Elected in 1974
“Contributions to fluid mechanics research and education.”
ASCHER H. SHAPIRO, a leader in the field of compressible fluid flow, one of the early pioneers in biomedical fluid mechanics, and a dedicated educator, died on November 26, 2004, at the age of 88.
He was born in New York City on May 20, 1916, son of Lithuanian immigrants, and grew up there. When it came time to attend university, he initially chose City College of New York, but after several years migrated to the Massachusetts Institute of Technology (MIT), where he stayed for his entire career. He received his SB degree in 1938 and ScD in 1946, and then moved through the ranks: laboratory assistant in 1938, instructor in 1940, assistant professor in 1943, associate professor in 1947, and professor in 1952. He became chair of the MIT faculty in 1964, but stepped down in 1965 to become head of the Department of Mechanical Engineering, a position he held until 1974, when he attained the highest honor bestowed on MIT faculty, Institute Professor.
Ascher’s research focused on high-speed flight, turbo-machinery, and power production during the first 25 years of his career. During that period, he was a member of the Lexington Project to evaluate the concept of a nuclear-powered aircraft and director of the Atomic Energy Commission’s Project
Dynamo to study the prospects for using nuclear energy for electricity generation.
Ascher was a prolific and gifted author of textbooks. A major achievement was his publication of a two-volume text, The Dynamics and Thermodynamics of Compressible Fluid Flow (Wiley, 1953 and 1954), which is still in print today and has been translated into many languages. It served for many years as the “bible” of compressible fluid flow, and the care and precision with which it is written reflected Ascher’s deep dedication to education. In addition, his book Shape and Flow: The Fluid Dynamics of Drag (Anchor Books/Doubleday, 1961) presented a lucid description of boundary layers and drag on bodies of various shapes, written in a manner that made it widely accessible.
Another example of Ascher’s dedication to education was the series of films on fluid dynamics produced by the National Committee for Fluid Mechanics Films, which Ascher founded in 1961. These films became classics, and for many students were the means by which they obtained a fundamental grasp of underlying physical concepts of fluid flows. When completed, there were 39 videos in the collection, several of which Ascher scripted and appeared in, others featuring the leading figures of fluid mechanics of the time from around the world. According to Ronald Probstein, Ford Professor of Engineering Emeritus in MIT’s Department of Mechanical Engineering and fellow member of the MIT Fluid Mechanics Lab, “Producing those films was one of the joys of his life.”

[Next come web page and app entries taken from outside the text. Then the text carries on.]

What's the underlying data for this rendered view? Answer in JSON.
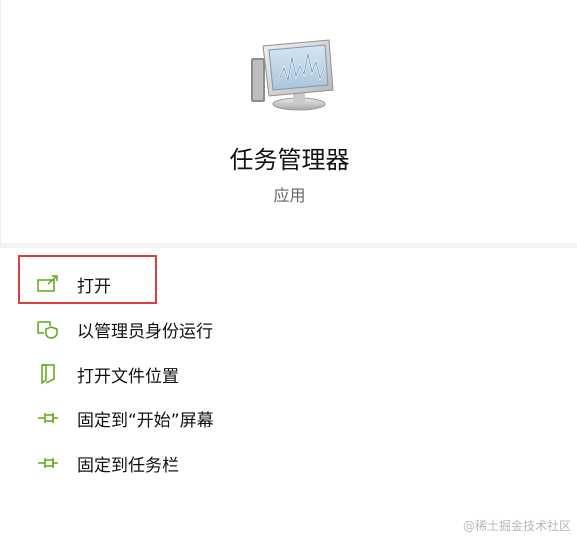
{
  "app": {
    "title": "任务管理器",
    "subtitle": "应用"
  },
  "menu": {
    "items": [
      {
        "label": "打开",
        "icon": "open-external-icon"
      },
      {
        "label": "以管理员身份运行",
        "icon": "shield-admin-icon"
      },
      {
        "label": "打开文件位置",
        "icon": "file-location-icon"
      },
      {
        "label": "固定到“开始”屏幕",
        "icon": "pin-icon"
      },
      {
        "label": "固定到任务栏",
        "icon": "pin-icon"
      }
    ]
  },
  "watermark": "@稀土掘金技术社区",
  "colors": {
    "icon_green": "#5fa818",
    "highlight_red": "#d94040"
  }
}
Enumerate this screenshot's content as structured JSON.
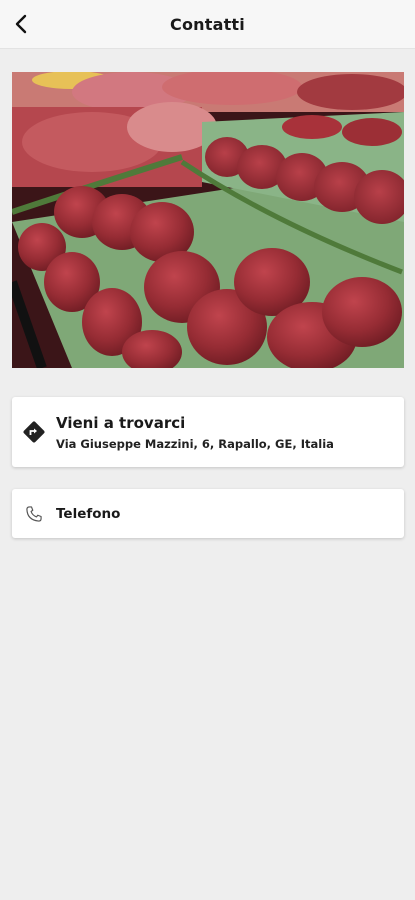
{
  "header": {
    "title": "Contatti",
    "back_icon": "chevron-left-icon"
  },
  "hero": {
    "subject": "butcher-counter-meat-photo"
  },
  "contacts": {
    "address": {
      "icon": "directions-icon",
      "title": "Vieni a trovarci",
      "subtitle": "Via Giuseppe Mazzini, 6, Rapallo, GE, Italia"
    },
    "phone": {
      "icon": "phone-icon",
      "label": "Telefono"
    }
  },
  "colors": {
    "background": "#eeeeee",
    "card": "#ffffff",
    "meat": "#8e2a30"
  }
}
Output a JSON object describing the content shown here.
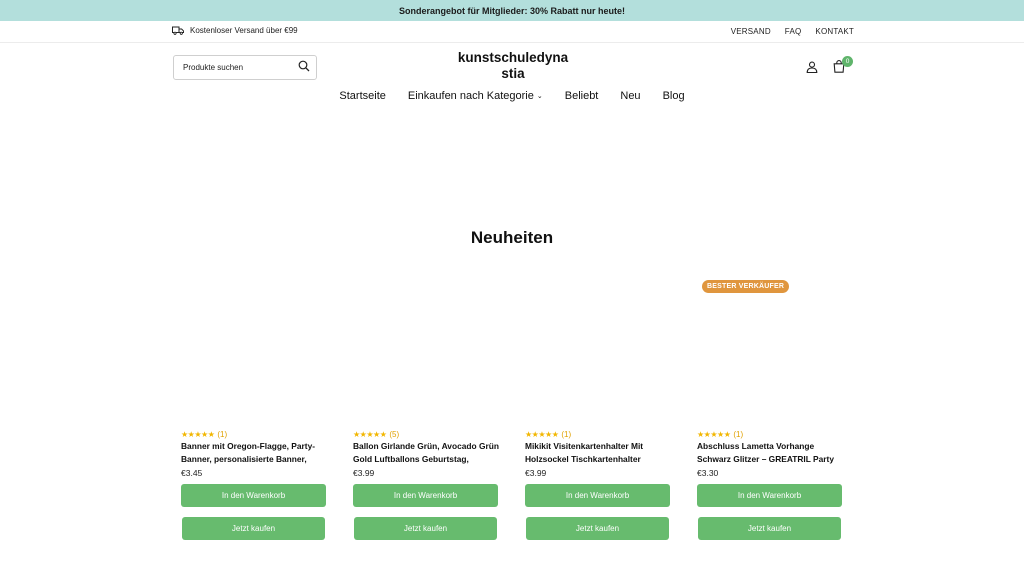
{
  "announcement": {
    "text": "Sonderangebot für Mitglieder: 30% Rabatt nur heute!"
  },
  "utility_bar": {
    "shipping_text": "Kostenloser Versand über €99",
    "links": [
      "VERSAND",
      "FAQ",
      "KONTAKT"
    ]
  },
  "header": {
    "search_placeholder": "Produkte suchen",
    "logo": "kunstschuledynastia",
    "cart_count": "0"
  },
  "nav": {
    "items": [
      "Startseite",
      "Einkaufen nach Kategorie",
      "Beliebt",
      "Neu",
      "Blog"
    ]
  },
  "section": {
    "title": "Neuheiten"
  },
  "products": [
    {
      "badge": "",
      "stars": "★★★★★",
      "rating_count": "(1)",
      "title": "Banner mit Oregon-Flagge, Party-Banner, personalisierte Banner, geeignet ...",
      "price": "€3.45",
      "add_to_cart": "In den Warenkorb",
      "buy_now": "Jetzt kaufen"
    },
    {
      "badge": "",
      "stars": "★★★★★",
      "rating_count": "(5)",
      "title": "Ballon Girlande Grün, Avocado Grün Gold Luftballons Geburtstag, Luftbal...",
      "price": "€3.99",
      "add_to_cart": "In den Warenkorb",
      "buy_now": "Jetzt kaufen"
    },
    {
      "badge": "",
      "stars": "★★★★★",
      "rating_count": "(1)",
      "title": "Mikikit Visitenkartenhalter Mit Holzsockel Tischkartenhalter Weihnachtskart...",
      "price": "€3.99",
      "add_to_cart": "In den Warenkorb",
      "buy_now": "Jetzt kaufen"
    },
    {
      "badge": "BESTER VERKÄUFER",
      "stars": "★★★★★",
      "rating_count": "(1)",
      "title": "Abschluss Lametta Vorhange Schwarz Glitzer – GREATRIL Party Luftschlan...",
      "price": "€3.30",
      "add_to_cart": "In den Warenkorb",
      "buy_now": "Jetzt kaufen"
    }
  ],
  "colors": {
    "announcement_bg": "#b3dfdc",
    "button_green": "#67bb6e",
    "badge_orange": "#e0963e",
    "star_yellow": "#f2b600"
  }
}
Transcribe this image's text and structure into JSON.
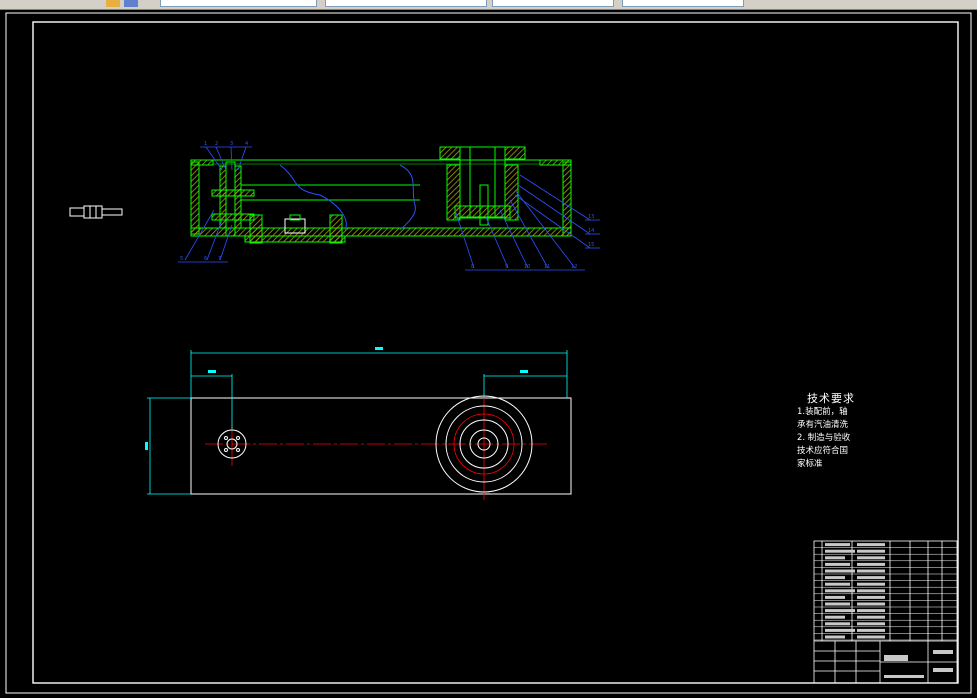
{
  "toolbar": {
    "fields": [
      "",
      "",
      "",
      ""
    ]
  },
  "tech_requirements": {
    "title": "技术要求",
    "lines": [
      "1.装配前，轴",
      "承有汽油清洗",
      "2. 制造与验收",
      "技术应符合国",
      "家标准"
    ]
  },
  "balloons_top_left": [
    "1",
    "2",
    "3",
    "4"
  ],
  "balloons_bottom_left": [
    "5",
    "6",
    "7"
  ],
  "balloons_bottom_right": [
    "8",
    "9",
    "10",
    "11",
    "12"
  ],
  "balloons_right": [
    "13",
    "14",
    "15"
  ],
  "colors": {
    "frame": "#ffffff",
    "part": "#00ff00",
    "hatch": "#c8c800",
    "leader": "#2a52ff",
    "dimension": "#00ffff",
    "centerline": "#ff0000",
    "circle": "#ffffff"
  }
}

In the early 1960s, Ascher’s research made a decisive turn from compressible flow to the nascent field of biomedical fluid mechanics. His pioneering works addressed such issues as peristaltic pumping in the intestine and design of an intraaortic balloon pump, a device developed by a Boston-based company and used for many years to provide temporary assist to patients in heart failure. In the early 1970s, Ascher published a series of seminal papers on flow in collapsible tubes, drawing on his background in compressible flows and the similarity in form of the governing equations. These led to important contributions to our understanding of blood flow
in the low-pressure venous circulation, and the use of external pneumatic compression to prevent deep vein thrombosis and of high-frequency ventilation to maintain gas exchange in prematurely born infants suffering from respiratory distress syndrome.
For his accomplishments in research and education, Ascher was recognized by numerous awards and honors. From the American Society of Mechanical Engineers, he received the Charles Russ Richards Memorial Award for outstanding achievement by a young researcher in 1960, and the Worcester Reed Warner Medal in 1965 for “outstanding contribution to the permanent literature of engineering.” In recognition of his educational contributions, he was awarded the Lamme Medal in 1977 from the American Society for Engineering Education. He was elected to the National Academy of Sciences in 1967 and the National Academy of Engineering in 1974. He had a long association with the Technion, the Israel Institute of Technology, where he received an honorary doctorate and served on the board of governors for 20 years.
In Ascher’s “other” life, he was a patron of the arts, especially the Boston Symphony Orchestra, which he attended regularly. When he could not attend himself, he generously passed his tickets on to his appreciative students, and I was pleased to be a beneficiary of his generosity. He was a gentle individual but did not shy away from speaking his mind in his interactions with either students or colleagues. His comments were always astute and reflective of his deep understanding of the fundamental concepts of fluid mechanics. He was held in the greatest respect by all who came to know him.
His daughter Mary Handel says:
The essay has enlightened me regarding my father’s academic activities. He was so devoted to his children and grandchildren and their activities that I was not thoroughly aware of how he spent his time at MIT. He was always available to be with us and never seemed pressed for time. His hobbies of gardening, squash, and the archeology of Israel also gave him great pleasure.